• _Data to examine_:
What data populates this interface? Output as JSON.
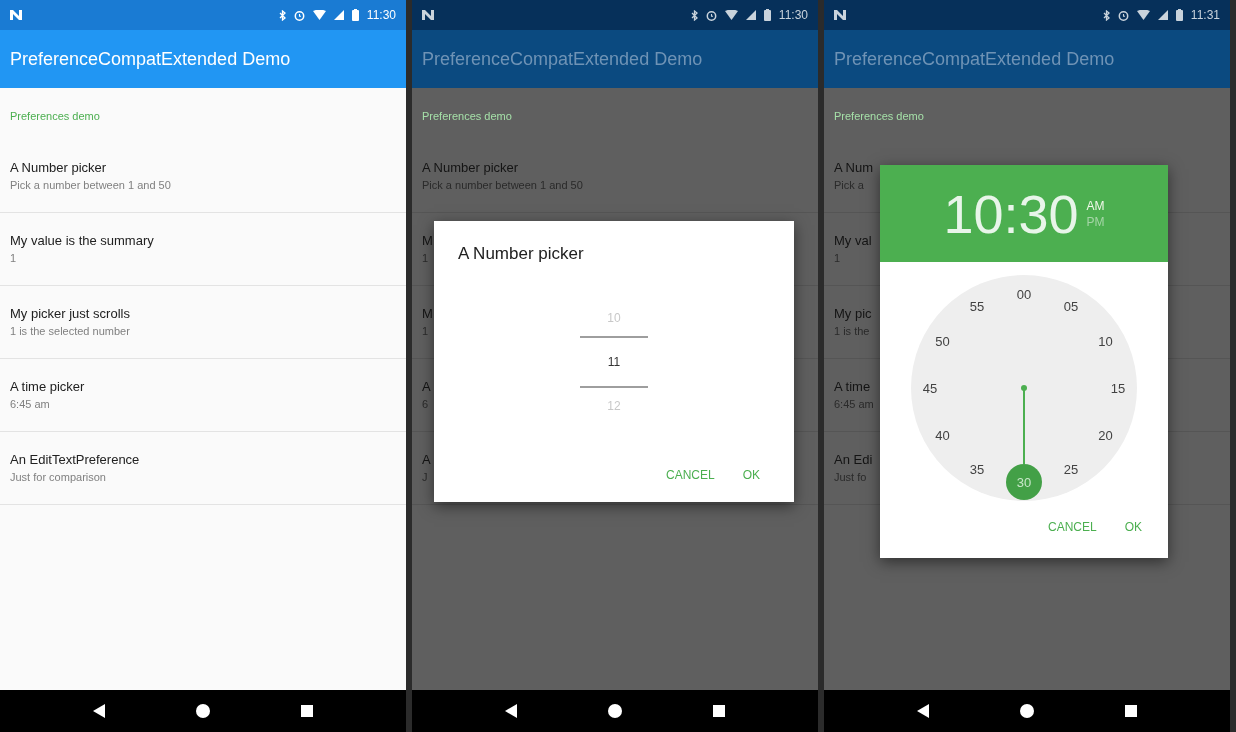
{
  "screens": [
    {
      "dimmed": false,
      "status_bar": {
        "time": "11:30"
      },
      "app_bar": {
        "title": "PreferenceCompatExtended Demo"
      },
      "category": "Preferences demo",
      "items": [
        {
          "title": "A Number picker",
          "summary": "Pick a number between 1 and 50"
        },
        {
          "title": "My value is the summary",
          "summary": "1"
        },
        {
          "title": "My picker just scrolls",
          "summary": "1 is the selected number"
        },
        {
          "title": "A time picker",
          "summary": "6:45 am"
        },
        {
          "title": "An EditTextPreference",
          "summary": "Just for comparison"
        }
      ]
    },
    {
      "dimmed": true,
      "status_bar": {
        "time": "11:30"
      },
      "app_bar": {
        "title": "PreferenceCompatExtended Demo"
      },
      "category": "Preferences demo",
      "items": [
        {
          "title": "A Number picker",
          "summary": "Pick a number between 1 and 50"
        },
        {
          "title": "M",
          "summary": "1"
        },
        {
          "title": "M",
          "summary": "1"
        },
        {
          "title": "A",
          "summary": "6"
        },
        {
          "title": "A",
          "summary": "J"
        }
      ],
      "dialog": {
        "kind": "number_picker",
        "title": "A Number picker",
        "values": [
          {
            "label": "10",
            "selected": false
          },
          {
            "label": "11",
            "selected": true
          },
          {
            "label": "12",
            "selected": false
          }
        ],
        "buttons": [
          "CANCEL",
          "OK"
        ]
      }
    },
    {
      "dimmed": true,
      "status_bar": {
        "time": "11:31"
      },
      "app_bar": {
        "title": "PreferenceCompatExtended Demo"
      },
      "category": "Preferences demo",
      "items": [
        {
          "title": "A Num",
          "summary": "Pick a"
        },
        {
          "title": "My val",
          "summary": "1"
        },
        {
          "title": "My pic",
          "summary": "1 is the"
        },
        {
          "title": "A time",
          "summary": "6:45 am"
        },
        {
          "title": "An Edi",
          "summary": "Just fo"
        }
      ],
      "dialog": {
        "kind": "time_picker",
        "time": "10:30",
        "periods": [
          {
            "label": "AM",
            "selected": true
          },
          {
            "label": "PM",
            "selected": false
          }
        ],
        "minutes": [
          {
            "label": "00",
            "selected": false
          },
          {
            "label": "05",
            "selected": false
          },
          {
            "label": "10",
            "selected": false
          },
          {
            "label": "15",
            "selected": false
          },
          {
            "label": "20",
            "selected": false
          },
          {
            "label": "25",
            "selected": false
          },
          {
            "label": "30",
            "selected": true
          },
          {
            "label": "35",
            "selected": false
          },
          {
            "label": "40",
            "selected": false
          },
          {
            "label": "45",
            "selected": false
          },
          {
            "label": "50",
            "selected": false
          },
          {
            "label": "55",
            "selected": false
          }
        ],
        "buttons": [
          "CANCEL",
          "OK"
        ]
      }
    }
  ]
}
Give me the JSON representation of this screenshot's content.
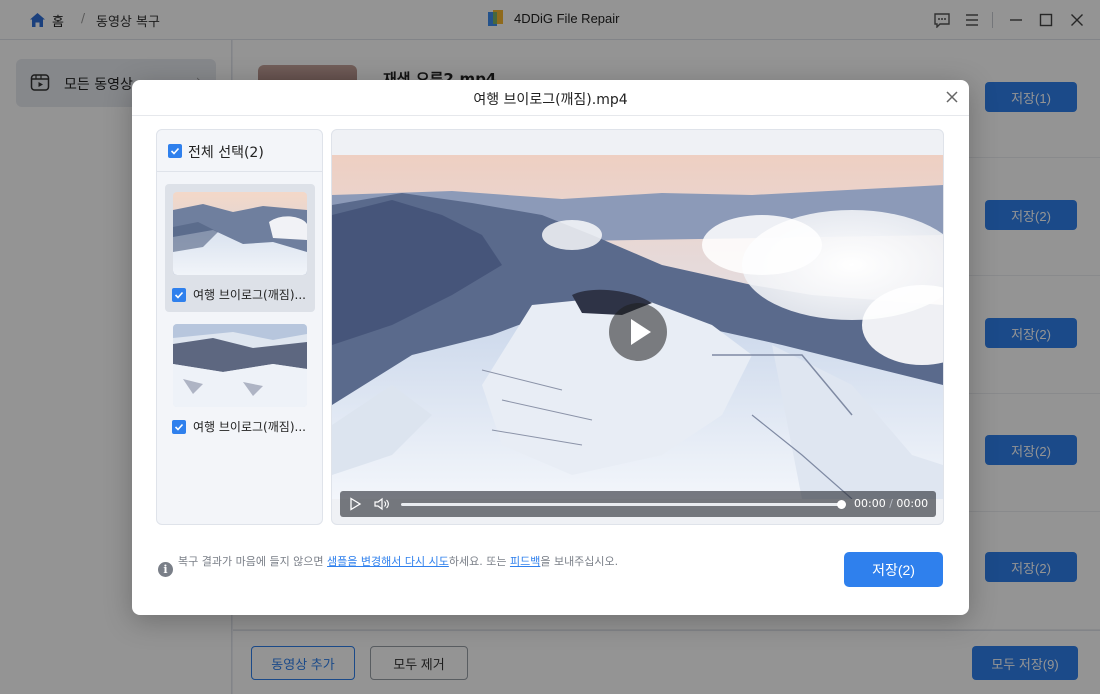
{
  "app": {
    "title": "4DDiG File Repair",
    "breadcrumb_home": "홈",
    "breadcrumb_separator": "/",
    "breadcrumb_page": "동영상 복구"
  },
  "sidebar": {
    "items": [
      {
        "label": "모든 동영상",
        "icon": "video-library-icon"
      }
    ]
  },
  "main": {
    "rows": [
      {
        "name": "재생 오류2.mp4",
        "save_label": "저장(1)"
      },
      {
        "name": "",
        "save_label": "저장(2)"
      },
      {
        "name": "",
        "save_label": "저장(2)"
      },
      {
        "name": "",
        "save_label": "저장(2)"
      },
      {
        "name": "",
        "save_label": "저장(2)"
      }
    ]
  },
  "footer": {
    "add_label": "동영상 추가",
    "remove_label": "모두 제거",
    "save_all_label": "모두 저장(9)"
  },
  "modal": {
    "title": "여행 브이로그(깨짐).mp4",
    "select_all_label": "전체 선택(2)",
    "clips": [
      {
        "name": "여행 브이로그(깨짐)...",
        "checked": true,
        "active": true
      },
      {
        "name": "여행 브이로그(깨짐)...",
        "checked": true,
        "active": false
      }
    ],
    "player": {
      "current_time": "00:00",
      "time_separator": "/",
      "duration": "00:00",
      "progress": 1.0
    },
    "note": {
      "prefix": "복구 결과가 마음에 들지 않으면 ",
      "link1": "샘플을 변경해서 다시 시도",
      "middle": "하세요. 또는 ",
      "link2": "피드백",
      "suffix": "을 보내주십시오."
    },
    "save_label": "저장(2)"
  },
  "colors": {
    "accent": "#2f80ed",
    "overlay": "rgba(0,0,0,0.42)"
  }
}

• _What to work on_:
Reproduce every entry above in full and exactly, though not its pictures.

• _Result below_:
What data populates this interface? Output as JSON.
{
  "screens": [
    {
      "dimmed": false,
      "status_bar": {
        "time": "11:30"
      },
      "app_bar": {
        "title": "PreferenceCompatExtended Demo"
      },
      "category": "Preferences demo",
      "items": [
        {
          "title": "A Number picker",
          "summary": "Pick a number between 1 and 50"
        },
        {
          "title": "My value is the summary",
          "summary": "1"
        },
        {
          "title": "My picker just scrolls",
          "summary": "1 is the selected number"
        },
        {
          "title": "A time picker",
          "summary": "6:45 am"
        },
        {
          "title": "An EditTextPreference",
          "summary": "Just for comparison"
        }
      ]
    },
    {
      "dimmed": true,
      "status_bar": {
        "time": "11:30"
      },
      "app_bar": {
        "title": "PreferenceCompatExtended Demo"
      },
      "category": "Preferences demo",
      "items": [
        {
          "title": "A Number picker",
          "summary": "Pick a number between 1 and 50"
        },
        {
          "title": "M",
          "summary": "1"
        },
        {
          "title": "M",
          "summary": "1"
        },
        {
          "title": "A",
          "summary": "6"
        },
        {
          "title": "A",
          "summary": "J"
        }
      ],
      "dialog": {
        "kind": "number_picker",
        "title": "A Number picker",
        "values": [
          {
            "label": "10",
            "selected": false
          },
          {
            "label": "11",
            "selected": true
          },
          {
            "label": "12",
            "selected": false
          }
        ],
        "buttons": [
          "CANCEL",
          "OK"
        ]
      }
    },
    {
      "dimmed": true,
      "status_bar": {
        "time": "11:31"
      },
      "app_bar": {
        "title": "PreferenceCompatExtended Demo"
      },
      "category": "Preferences demo",
      "items": [
        {
          "title": "A Num",
          "summary": "Pick a"
        },
        {
          "title": "My val",
          "summary": "1"
        },
        {
          "title": "My pic",
          "summary": "1 is the"
        },
        {
          "title": "A time",
          "summary": "6:45 am"
        },
        {
          "title": "An Edi",
          "summary": "Just fo"
        }
      ],
      "dialog": {
        "kind": "time_picker",
        "time": "10:30",
        "periods": [
          {
            "label": "AM",
            "selected": true
          },
          {
            "label": "PM",
            "selected": false
          }
        ],
        "minutes": [
          {
            "label": "00",
            "selected": false
          },
          {
            "label": "05",
            "selected": false
          },
          {
            "label": "10",
            "selected": false
          },
          {
            "label": "15",
            "selected": false
          },
          {
            "label": "20",
            "selected": false
          },
          {
            "label": "25",
            "selected": false
          },
          {
            "label": "30",
            "selected": true
          },
          {
            "label": "35",
            "selected": false
          },
          {
            "label": "40",
            "selected": false
          },
          {
            "label": "45",
            "selected": false
          },
          {
            "label": "50",
            "selected": false
          },
          {
            "label": "55",
            "selected": false
          }
        ],
        "buttons": [
          "CANCEL",
          "OK"
        ]
      }
    }
  ]
}
Give me the JSON representation of this screenshot's content.
{
  "app": {
    "title": "4DDiG File Repair",
    "breadcrumb_home": "홈",
    "breadcrumb_separator": "/",
    "breadcrumb_page": "동영상 복구"
  },
  "sidebar": {
    "items": [
      {
        "label": "모든 동영상",
        "icon": "video-library-icon"
      }
    ]
  },
  "main": {
    "rows": [
      {
        "name": "재생 오류2.mp4",
        "save_label": "저장(1)"
      },
      {
        "name": "",
        "save_label": "저장(2)"
      },
      {
        "name": "",
        "save_label": "저장(2)"
      },
      {
        "name": "",
        "save_label": "저장(2)"
      },
      {
        "name": "",
        "save_label": "저장(2)"
      }
    ]
  },
  "footer": {
    "add_label": "동영상 추가",
    "remove_label": "모두 제거",
    "save_all_label": "모두 저장(9)"
  },
  "modal": {
    "title": "여행 브이로그(깨짐).mp4",
    "select_all_label": "전체 선택(2)",
    "clips": [
      {
        "name": "여행 브이로그(깨짐)...",
        "checked": true,
        "active": true
      },
      {
        "name": "여행 브이로그(깨짐)...",
        "checked": true,
        "active": false
      }
    ],
    "player": {
      "current_time": "00:00",
      "time_separator": "/",
      "duration": "00:00",
      "progress": 1.0
    },
    "note": {
      "prefix": "복구 결과가 마음에 들지 않으면 ",
      "link1": "샘플을 변경해서 다시 시도",
      "middle": "하세요. 또는 ",
      "link2": "피드백",
      "suffix": "을 보내주십시오."
    },
    "save_label": "저장(2)"
  },
  "colors": {
    "accent": "#2f80ed",
    "overlay": "rgba(0,0,0,0.42)"
  }
}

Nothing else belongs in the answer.